Vinyl singles make comeback in Britain

Empty

LONDON - Physical singles may be losing the war against digital formats, but the U.K. market has found an unlikely hero to lead the fight: good, old-fashioned, 7-inch vinyl.

Fueled predominantly by independent labels and alternative groups like Arctic Monkeys and Kaiser Chiefs, the format -- also known as a 45 in its pre-'90s heyday -- is experiencing a mini-revival in the United Kingdom. In recent years, labels have increasingly added limited edition versions of 7-inch singles to their armory, which are targeted at "indie" rock consumers as trendy collectibles.

"It's a sign of protectionism from the indie community," says Toby Langley, co-founder of Transgressive Records, the indie home to fast-rising alternative bands the Subways, the Young Knives and Larrikin Love. "It's a prerequisite with Transgressive that every artist puts out vinyl. Seven-inch vinyl is a fairer representation of their art and their music."

Langley says vinyl is Warner Music-backed Transgressive's best-selling format -- typically responsible for 4,000-5,000 copies of a 6,000-selling single, with 500 CD sales and the remainder from downloads.

U.K. over-the-counter sales statistics show a clear spike in demand for 7-inch vinyl. According to the Official U.K. Charts Co. (OCC), consumers bought 1.1 million 7-inch singles in the 12 months to September 2006, with growth running at 6%.

However, sales of the format remain a long way off its 1979 peak, when 89 million units left U.K. shops. In the late '80s and early '90s, sales of CDs and cassettes took the shine off vinyl. And by 2001, the format was on its knees, shifting just 178,831 copies, according to the OCC.

The resurgence is backed up by figures from the British Phonographic Industry (BPI), a trade group, that show 2005 trade deliveries of 7-inch singles topped 1.87 million units, a 10-year high, accounting for 3.5% of all singles shipments.

Stuart Allan, rock and pop singles buyer for U.K. retailer HMV, says having a single out on 7-inch vinyl is akin to a "badge of honor" for today's rock bands. More than 50% of all U.K. CD single releases in 2005 featured a 7-inch vinyl version, according to the BPI's "Statistical Handbook."

Dougie Souness, founder of Glasgow, Scotland-based artist management firm No Half Measures, says a limited edition pressing of 7-inch singles strengthens its appeal. "There's been a backlash, dare I say, against the digital world.

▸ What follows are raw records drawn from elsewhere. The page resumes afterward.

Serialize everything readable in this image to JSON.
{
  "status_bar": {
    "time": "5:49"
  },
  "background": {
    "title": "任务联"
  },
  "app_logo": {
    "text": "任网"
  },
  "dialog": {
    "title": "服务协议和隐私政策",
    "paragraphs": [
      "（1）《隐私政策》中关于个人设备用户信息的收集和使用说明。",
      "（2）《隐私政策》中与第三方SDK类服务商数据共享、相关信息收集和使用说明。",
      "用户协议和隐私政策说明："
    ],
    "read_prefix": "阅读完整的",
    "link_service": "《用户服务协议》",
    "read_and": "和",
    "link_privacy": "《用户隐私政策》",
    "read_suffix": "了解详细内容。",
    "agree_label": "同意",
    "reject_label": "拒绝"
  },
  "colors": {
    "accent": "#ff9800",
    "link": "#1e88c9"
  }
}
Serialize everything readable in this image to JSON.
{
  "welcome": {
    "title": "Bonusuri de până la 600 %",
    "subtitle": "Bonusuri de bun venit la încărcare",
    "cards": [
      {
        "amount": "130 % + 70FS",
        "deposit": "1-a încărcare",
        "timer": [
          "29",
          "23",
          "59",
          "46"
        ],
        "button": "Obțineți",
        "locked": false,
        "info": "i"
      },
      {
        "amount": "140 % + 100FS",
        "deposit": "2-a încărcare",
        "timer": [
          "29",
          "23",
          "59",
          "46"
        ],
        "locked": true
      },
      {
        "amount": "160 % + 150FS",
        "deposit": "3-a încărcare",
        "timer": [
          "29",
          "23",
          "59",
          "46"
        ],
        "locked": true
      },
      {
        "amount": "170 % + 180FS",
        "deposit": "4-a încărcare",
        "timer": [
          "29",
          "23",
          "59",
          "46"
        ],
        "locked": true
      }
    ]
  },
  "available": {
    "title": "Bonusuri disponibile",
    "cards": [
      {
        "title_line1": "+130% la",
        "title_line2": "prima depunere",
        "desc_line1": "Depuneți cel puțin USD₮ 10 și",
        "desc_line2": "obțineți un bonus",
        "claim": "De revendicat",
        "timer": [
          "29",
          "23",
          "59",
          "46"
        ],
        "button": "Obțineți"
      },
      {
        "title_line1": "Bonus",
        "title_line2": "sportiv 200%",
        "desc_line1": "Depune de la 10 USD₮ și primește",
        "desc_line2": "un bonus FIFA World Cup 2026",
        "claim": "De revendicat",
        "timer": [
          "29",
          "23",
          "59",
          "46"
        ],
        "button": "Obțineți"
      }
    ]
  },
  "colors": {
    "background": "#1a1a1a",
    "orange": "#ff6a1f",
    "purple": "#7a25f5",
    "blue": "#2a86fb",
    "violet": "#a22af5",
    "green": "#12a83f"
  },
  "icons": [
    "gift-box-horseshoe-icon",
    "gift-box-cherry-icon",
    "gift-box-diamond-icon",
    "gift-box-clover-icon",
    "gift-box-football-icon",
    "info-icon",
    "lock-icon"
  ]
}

People are now thinking that little bit of plastic with a hole in the middle is actually a pretty cool thing to own," says Souness, who has guided the careers of Scottish hitmaker Wet Wet Wet and melodic guitar band Cosmic Rough Riders, among others.

Souness' current protegees, all-girl band the Hedrons, cracked the top 20 of the OCC U.K. indie singles chart with each of their first two vinyl/download-only releases. Upcoming single "Heatseeker" (Measured) will be issued on colored vinyl, CD and as a download.

Such is the demand that Britain's few remaining vinyl pressing plants are struggling to keep up. "In our experience, 7-inch vinyl pressings have more than doubled in the last 12 months," says Tony Wicking, factory manager of London-based pressing plant Total Vinyl, which has manufactured recent releases on indie labels including Distinctive Records and Full Cycle. Much of the 7-inch vinyl that hits Britain's retail racks is now sourced from such continental European plants as GZ Digital Media, in Lodenice, Czech Republic, and Optimal, in Robel, Germany.

Meanwhile, to keep abreast of demand from consumers, retailers are expanding floor space given to the format. HMV has recently quadrupled the floor space and racking dedicated to 7-inch vinyl at its London flagship store at 150 Oxford St.

"In years to come, when CD has been superseded by its replacement format," HMV's Allan says, "I'm sure there will still be a niche demand for vinyl."
comments powered by Disqus